Marijuana decriminalization has its own share of unlikely backers
Gone are the days when marijuana was just plainly associated with vagrants, hippies, and criminals, especially now that the number of countries, states, and districts across the globe decriminalizing it is gradually expanding. Add to this the growing list of famous people who unashamedly proclaim their support for the weed. Certainly, the stigma on the medicinal plant remains existent, but to say that it isn’t progressively dissipating would be folly.
Undeniably, its many medical benefits are among the top reasons that the notion of marijuana, aka weed or cannabis, as a dangerous substance is no longer shared by the majority. As it was with alcohol during the Prohibition Era, there were many lies about alcohol that made it impossible to believe that it could be also used for medical purposes. Now, several studies have proven that cannabis could help suppress, if not totally cure, several diseases like epilepsy and cancer, the same reason why many decriminalization battles in several areas of the world end successfully.

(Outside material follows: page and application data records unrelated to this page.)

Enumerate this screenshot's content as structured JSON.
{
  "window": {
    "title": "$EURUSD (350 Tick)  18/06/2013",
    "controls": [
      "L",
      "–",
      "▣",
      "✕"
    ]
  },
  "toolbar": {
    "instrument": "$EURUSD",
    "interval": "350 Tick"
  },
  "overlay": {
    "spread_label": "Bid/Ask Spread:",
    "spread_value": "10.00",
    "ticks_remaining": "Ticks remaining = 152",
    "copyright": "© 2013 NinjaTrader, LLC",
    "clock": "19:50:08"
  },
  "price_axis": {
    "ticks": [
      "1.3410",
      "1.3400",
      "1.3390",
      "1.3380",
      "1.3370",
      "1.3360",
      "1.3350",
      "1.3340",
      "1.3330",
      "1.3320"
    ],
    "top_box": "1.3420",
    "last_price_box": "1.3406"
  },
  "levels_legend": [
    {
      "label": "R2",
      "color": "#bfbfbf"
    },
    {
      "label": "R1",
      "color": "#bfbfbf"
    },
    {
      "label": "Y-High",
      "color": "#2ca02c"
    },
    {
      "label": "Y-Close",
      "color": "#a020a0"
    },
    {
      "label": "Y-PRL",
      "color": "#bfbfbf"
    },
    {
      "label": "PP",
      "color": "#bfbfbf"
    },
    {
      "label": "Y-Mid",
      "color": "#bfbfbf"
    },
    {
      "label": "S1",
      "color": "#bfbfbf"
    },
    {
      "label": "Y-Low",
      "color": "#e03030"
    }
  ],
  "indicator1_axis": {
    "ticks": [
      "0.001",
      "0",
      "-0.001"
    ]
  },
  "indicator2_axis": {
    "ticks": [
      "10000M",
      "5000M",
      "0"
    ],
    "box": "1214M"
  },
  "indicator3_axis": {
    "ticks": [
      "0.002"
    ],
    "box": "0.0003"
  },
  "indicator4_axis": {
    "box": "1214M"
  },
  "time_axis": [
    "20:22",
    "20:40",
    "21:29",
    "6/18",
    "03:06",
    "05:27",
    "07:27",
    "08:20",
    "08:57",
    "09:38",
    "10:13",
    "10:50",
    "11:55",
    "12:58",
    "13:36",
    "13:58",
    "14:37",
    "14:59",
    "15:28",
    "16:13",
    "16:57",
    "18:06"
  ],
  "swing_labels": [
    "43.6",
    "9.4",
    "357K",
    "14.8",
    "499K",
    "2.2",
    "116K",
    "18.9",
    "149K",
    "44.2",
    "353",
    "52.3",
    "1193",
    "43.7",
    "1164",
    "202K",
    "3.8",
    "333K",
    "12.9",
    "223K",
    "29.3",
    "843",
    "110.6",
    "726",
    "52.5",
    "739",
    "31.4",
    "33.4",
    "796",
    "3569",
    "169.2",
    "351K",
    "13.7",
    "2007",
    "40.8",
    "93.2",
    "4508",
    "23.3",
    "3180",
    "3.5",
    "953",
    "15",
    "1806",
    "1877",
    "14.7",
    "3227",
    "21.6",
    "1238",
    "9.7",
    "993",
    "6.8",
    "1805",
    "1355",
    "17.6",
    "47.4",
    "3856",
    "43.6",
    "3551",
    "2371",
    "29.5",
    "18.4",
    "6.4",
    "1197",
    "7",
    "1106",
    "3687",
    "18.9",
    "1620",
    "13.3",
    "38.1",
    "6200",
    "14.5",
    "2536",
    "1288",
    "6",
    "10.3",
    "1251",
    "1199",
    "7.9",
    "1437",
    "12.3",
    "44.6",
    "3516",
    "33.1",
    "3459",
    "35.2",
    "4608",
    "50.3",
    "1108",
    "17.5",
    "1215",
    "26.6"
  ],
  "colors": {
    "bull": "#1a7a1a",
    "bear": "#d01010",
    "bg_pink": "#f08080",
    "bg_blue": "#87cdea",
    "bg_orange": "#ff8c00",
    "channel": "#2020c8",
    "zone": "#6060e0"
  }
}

Sportsmen have spoken. Just recently, a group consisting of former National Football League (NFL) players have expressed their support for the cause by partnering with Constance Therapeutics, a California-based marijuana extract makers, to conduct a clinical trial that aims to prove cannabis’ capacity to cure chronic pain and depression. It’s rather a gutsy move for the athletes as marijuana is still classified as an illegal substance in most sporting leagues, including the NFL.
The players are actually serious about their advocacy as they’ve formalized it by forming Gridiron Cannabis Coalition, an organization whose primary goal is to educate the people—athletes or not—about the benefits of medical cannabis. The move came amid the release of various reports on the growing number of athletes suffering from the illness years after retirement.

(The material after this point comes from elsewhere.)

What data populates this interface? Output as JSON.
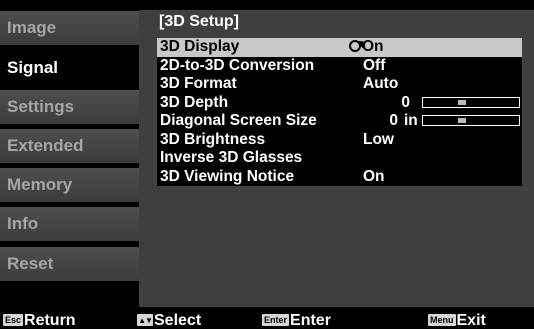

Even some men on the police force are in favor of its legalization. In 2014, a report that revealed several policemen in Oregon, Alaska, and Washington advocating for cannabis’ decriminalization surfaced on the Web. These law enforcers said that they could become more focused on other more serious drug-related crimes if the harmless plant became accessible to the public. The report also revealed how marijuana-related cases had significantly trimmed down in number even though the legalization battles in these areas were just about to emulate Colorado at the time.
In 2015, D.A.R.E., the organization that vows to educate all levels of school-goers about the negative and disastrous effects of illegal drugs, publicly announced its support for marijuana legalization. Through an Op-Ed, the group said that “legalizing and regulating marijuana will actually make everyone safer,” and that it’s virtually senseless to include weed to its list of dangerous drugs if its members are actually staunch believers of the benefits the society might gain should it become legal federally.
From here, changing the public’s negative notion of the plant has become stronger. Even startup companies extended their brand reach from mere marijuana producers to unashamed advocates. Med-X, a startup cannabis firm that strongly believes that all marijuana products and services must be built on research-based methodologies and systems, became known not only for its product but for its works on spreading awareness on the matter. Through The Marijuana Times, its publication arm, the company publishes news and stories on the weed. It also expressed through a press release that one of the main reasons it wants to obtain more funding through an equity crowdsourcing is to enhance its goal of educating more cannabis naysayers and antagonists across the country.
Lastly, while the republicans at the GOP Party are the least ones to openly support marijuana, recent happenings have shown us that times have definitely changed today. Texas senator Ted Cruz, for instance, despite his claim that he’s not in favor of it, is open to letting the states decide for themselves. The same goes with Wisconsin governor Scott Walker, who is in favor of giving the states—or their people—the total liberty over deciding whether it’s good for them or not.
Even Florida senator Marco Rubio, whose blurry statement on being high remains a puzzling element of his entire political ideology, said that cannabis legalization is fine, so long as “that don’t have the elements that are mind-altering or create the high that do alleviate whatever condition it may be they are trying to alleviate.” Who could also forget about Senator Rand Paul’s game-changing statement that it will “allow patients, doctors, and businesses in states that have already passed medical marijuana laws to participate in those programs without fear of federal prosecution”?
America is still far from becoming a country bereft of marijuana prohibition, but it will be hard to deny the fact that the force behind it is growing stronger, especially because its backers are no longer confined to its usual allies. As cannabis’ future remains in the hands of the people, there can be no better move today than making the awareness of the cause more widespread and stronger, as unlikely alliances can surely make things topsy-turvy—for the better, of course.